Esper who recently had to step aside as acting Defense secretary to complete the nomination process, was Raytheon’s vice president for government relations from 2010 to 2017, a role that Warren said raises red flags about potential conflicts of interest since the company has defense contracts worth billions of dollars.

Warren, a Democratic presidential candidate, raised similar concerns last week in a letter to Esper when she urged him to extend his commitment to recuse himself from matters involving Raytheon through the duration of his tenure at the Pentagon. Esper in 2017 signed a two-year agreement saying he will not be involved in matters related to Raytheon, but that agreement ends in November.

Esper insisted Tuesday that Pentagon ethics advisers recommended he not extend the recusal.

“I’ve lived an ethical life. I'm going to continue to live by those ethics, those principles, whether it involves Raytheon or any other company for that matter,” he said.

It would be difficult for Esper to stay out of all Raytheon-related decisions, as the firm holds numerous Pentagon contracts. A full recusal could prevent him from reaching out to the firm if issues arise with a particular contract or system.

The exchange between Warren and Esper quickly grew heated, with Warren questioning him on at least $1 million in deferred payments from Raytheon which he is set to receive after 2022.

Warren — who in May introduced legislation that would impose a lifetime ban on former lawmakers and Cabinet members from lobbying — asked Esper if he would commit to forgoing employment with a defense contractor, or payments of any kind from a defense firm, for at least four years after his government service.

“No senator, I will not,” Esper replied.

“I went to war for this country, I served overseas for this country, I’ve stepped down from jobs that have paid me well more than what I was working anywhere else, and each time it was to serve the public good and to serve the young men and women of our armed services,” he said. “So no, I disagree. I think the presumption is, for some reason, anybody who comes from the business or the corporate world is corrupt.”

Warren continued to question Esper until Committee Chairman James InhofeJames (Jim) Mountain InhofeThe Hill's Morning Report - Presented by Facebook - Major space launch today; Trump feuds with Twitter Justice Department closing stock investigations into Loeffler, Inhofe, Feinstein OVERNIGHT DEFENSE: Esper escalates war of words with Warren, Democratic senators | Senate panel plans to skip DHS, VA spending bills MORE (R-Okla.) ended the exchange.

“This is outrageous,” Warren replied.

 

 

Following the sparring, GOP committee members came to Esper's defense.

“I’m very disappointed that Sen. Warren would demonize you after your decades of service simply because you served in the private sector," said Sen. Rick Scott (R-Fla.). "I guess she just needed a moment for her presidential campaign.”

Inhofe told Esper that the exchange “was unfair and you handled it beautifully.”
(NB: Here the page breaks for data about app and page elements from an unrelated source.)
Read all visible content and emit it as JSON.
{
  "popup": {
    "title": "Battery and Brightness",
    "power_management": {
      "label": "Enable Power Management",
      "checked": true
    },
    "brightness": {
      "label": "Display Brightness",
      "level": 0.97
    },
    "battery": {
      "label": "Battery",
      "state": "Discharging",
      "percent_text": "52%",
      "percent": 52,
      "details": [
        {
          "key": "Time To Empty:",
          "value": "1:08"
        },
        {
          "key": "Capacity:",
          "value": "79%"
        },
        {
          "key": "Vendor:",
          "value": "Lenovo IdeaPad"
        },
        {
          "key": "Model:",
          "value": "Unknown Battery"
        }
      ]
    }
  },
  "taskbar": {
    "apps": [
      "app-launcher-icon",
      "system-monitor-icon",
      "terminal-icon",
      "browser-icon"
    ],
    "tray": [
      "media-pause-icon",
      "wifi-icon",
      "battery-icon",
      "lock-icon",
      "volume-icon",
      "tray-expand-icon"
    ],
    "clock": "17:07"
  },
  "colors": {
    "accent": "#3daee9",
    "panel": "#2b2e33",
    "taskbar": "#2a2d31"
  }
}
The debate is unlikely to derail Esper’s nomination, as lawmakers are keen to see the role filled on a permanent basis. The post has been held by acting secretaries since the beginning of the year, after former Defense Secretary James MattisJames Norman MattisOvernight Defense: Pentagon watchdog sidelined by Trump resigns | Plan would reportedly bring troops in Afghanistan back by Election Day | Third service member dies from COVID-19 Trump wants troops in Afghanistan back stateside by Election Day: report 'Never Trump' Republicans: Fringe, or force to be reckoned with? MORE left at the end of December.